What does Mary represent for you?
She is the Mother who identifies herself with her children in each age, nation and in every culture. She is first and foremost, Mother—and like every Mother she is pivotal in the development of faith in the lives of her children.
How can Mary serve as a role model for women and men in the 21st century?
She stands out as a woman who listened and responded positively to God’s voice at a moment in time when things looked pretty dismal for the children of Israel. The Romans were an oppressive force in the lives of the Jewish people and the issue of religious liberty for the Jews was largely dependent upon the largesse of the ruling authority. This young woman of faith was unafraid to take a risk in doing what God invited her to do and to become a central part of God’s plan of salvation.

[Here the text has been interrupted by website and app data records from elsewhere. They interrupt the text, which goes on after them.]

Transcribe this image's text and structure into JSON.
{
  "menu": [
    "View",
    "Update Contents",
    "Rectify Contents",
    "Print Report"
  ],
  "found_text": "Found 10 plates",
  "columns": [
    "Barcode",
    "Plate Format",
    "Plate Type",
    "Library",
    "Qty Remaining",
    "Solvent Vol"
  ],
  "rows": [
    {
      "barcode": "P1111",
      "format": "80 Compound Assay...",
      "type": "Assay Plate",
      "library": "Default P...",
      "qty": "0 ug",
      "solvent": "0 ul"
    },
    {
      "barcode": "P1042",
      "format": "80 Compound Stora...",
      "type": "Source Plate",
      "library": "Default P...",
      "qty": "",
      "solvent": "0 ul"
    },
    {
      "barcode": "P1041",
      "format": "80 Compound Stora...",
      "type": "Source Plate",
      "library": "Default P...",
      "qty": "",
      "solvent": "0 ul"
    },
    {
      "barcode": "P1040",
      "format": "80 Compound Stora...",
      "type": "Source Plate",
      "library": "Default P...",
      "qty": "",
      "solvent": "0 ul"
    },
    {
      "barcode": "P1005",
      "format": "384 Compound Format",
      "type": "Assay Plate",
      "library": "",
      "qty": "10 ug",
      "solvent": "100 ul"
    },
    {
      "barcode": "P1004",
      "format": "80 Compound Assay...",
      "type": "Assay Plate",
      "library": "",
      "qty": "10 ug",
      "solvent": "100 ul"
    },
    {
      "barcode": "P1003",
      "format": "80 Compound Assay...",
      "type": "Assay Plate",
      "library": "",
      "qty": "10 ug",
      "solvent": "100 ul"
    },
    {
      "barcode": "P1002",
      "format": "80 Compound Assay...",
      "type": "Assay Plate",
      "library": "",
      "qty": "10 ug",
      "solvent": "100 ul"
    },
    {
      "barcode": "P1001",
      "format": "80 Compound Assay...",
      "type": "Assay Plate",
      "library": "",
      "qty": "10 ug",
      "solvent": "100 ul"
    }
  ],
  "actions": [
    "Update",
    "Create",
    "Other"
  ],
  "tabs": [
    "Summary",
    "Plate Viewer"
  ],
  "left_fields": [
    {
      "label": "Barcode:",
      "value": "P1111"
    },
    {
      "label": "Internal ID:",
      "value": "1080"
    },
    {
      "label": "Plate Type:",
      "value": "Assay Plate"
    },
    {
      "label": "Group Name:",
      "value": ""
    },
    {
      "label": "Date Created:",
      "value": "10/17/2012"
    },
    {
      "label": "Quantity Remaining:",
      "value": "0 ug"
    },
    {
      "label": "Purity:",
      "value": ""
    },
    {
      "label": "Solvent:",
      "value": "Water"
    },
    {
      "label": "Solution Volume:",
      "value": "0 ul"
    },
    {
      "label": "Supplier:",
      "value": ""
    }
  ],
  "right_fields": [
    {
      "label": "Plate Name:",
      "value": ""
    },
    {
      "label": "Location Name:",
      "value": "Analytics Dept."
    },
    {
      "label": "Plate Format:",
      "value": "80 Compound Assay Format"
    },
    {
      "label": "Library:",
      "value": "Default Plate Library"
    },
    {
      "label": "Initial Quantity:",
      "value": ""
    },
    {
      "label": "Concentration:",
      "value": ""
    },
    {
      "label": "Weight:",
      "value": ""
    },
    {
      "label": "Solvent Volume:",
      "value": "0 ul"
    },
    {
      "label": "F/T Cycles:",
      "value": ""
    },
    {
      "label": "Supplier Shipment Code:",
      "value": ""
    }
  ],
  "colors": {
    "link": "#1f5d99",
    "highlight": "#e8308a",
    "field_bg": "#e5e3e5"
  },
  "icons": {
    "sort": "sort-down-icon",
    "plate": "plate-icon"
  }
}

What are you most looking forward to as the Year of Faith gets underway?
I hope and pray that it will be a time when Catholics will rediscover the gift of faith, the gift of the profound spiritual dimensions of our ethnic and cultural identities and the cherished relationships with the Mother of God and with one another through her.
Do you have a particular devotion to one of the varied cultural expressions of Our Lady? How did the devotion come about? What has it meant to you through the years?
I must admit that I do not have a particular devotion that outranks all of the others. During my time in the Archdiocese of Chicago, I was very fortunate to experience the religious devotional life that many different cultures had in honoring the Mother of God. I can recall with great delight the festivities of the Polish community, the Croatian community, the Mexican community, the Lithuanian, the Italian community, the French community—all of them with special feasts and joyous celebrations that honored Mary. Since arriving here in the Archdiocese of Atlanta, I have rejoiced with the Cuban community, the Vietnamese community, and I still recall with great admiration the singing of the women from the Cameroon community as they attributed the ordination of our first Cameroon priest to the direct intercession of the Mother of God—“Mary did it for us!” In each situation the children of Mary recall that she has become one with them, taking on their appearance, their language, their attire—she follows her Son’s pattern of becoming incarnate within the human family. They all bring joy to my heart.
And since it is also the anniversary of Vatican Council II, has the Church’s understanding of Mary changed or deepened because of the council documents?
The Second Vatican Council placed heavy significant attention on Christology—the theology of Christ as God and Man and Redeemer and ecclesiology—the theology of the Church. Mariology is always a branch of Christology since she is the bridge that allows God to become Man. Because of the council our understanding of Mary was focused through Christ and she became the model and the mother of the Church as the first person of faith. While some older customs might have considered her apart from the Church and Christ in their theological understanding, Mary was placed in her proper place of honor by the council as the Mother of the Word made flesh and the very image of the Church in its perfection.
What are three goals you hope the people of the Archdiocese gain from the year?
I long for a deeper appreciation of our union in Christ because of the attention and the importance of the Mother of God. As we focus on a number of Marian titles during the course of this year, I hope we rediscover our union in Christ because His Mother has become our Mother. I hope that we rediscover a spirit of evangelical outreach as Mary has continually sought to welcome every culture and nation into the embrace of her Son’s Church. I hope that we can renew our gratitude for the gift that the Second Vatican Council was for the entire Church as it stands at the very heart of 20th-century Catholicism.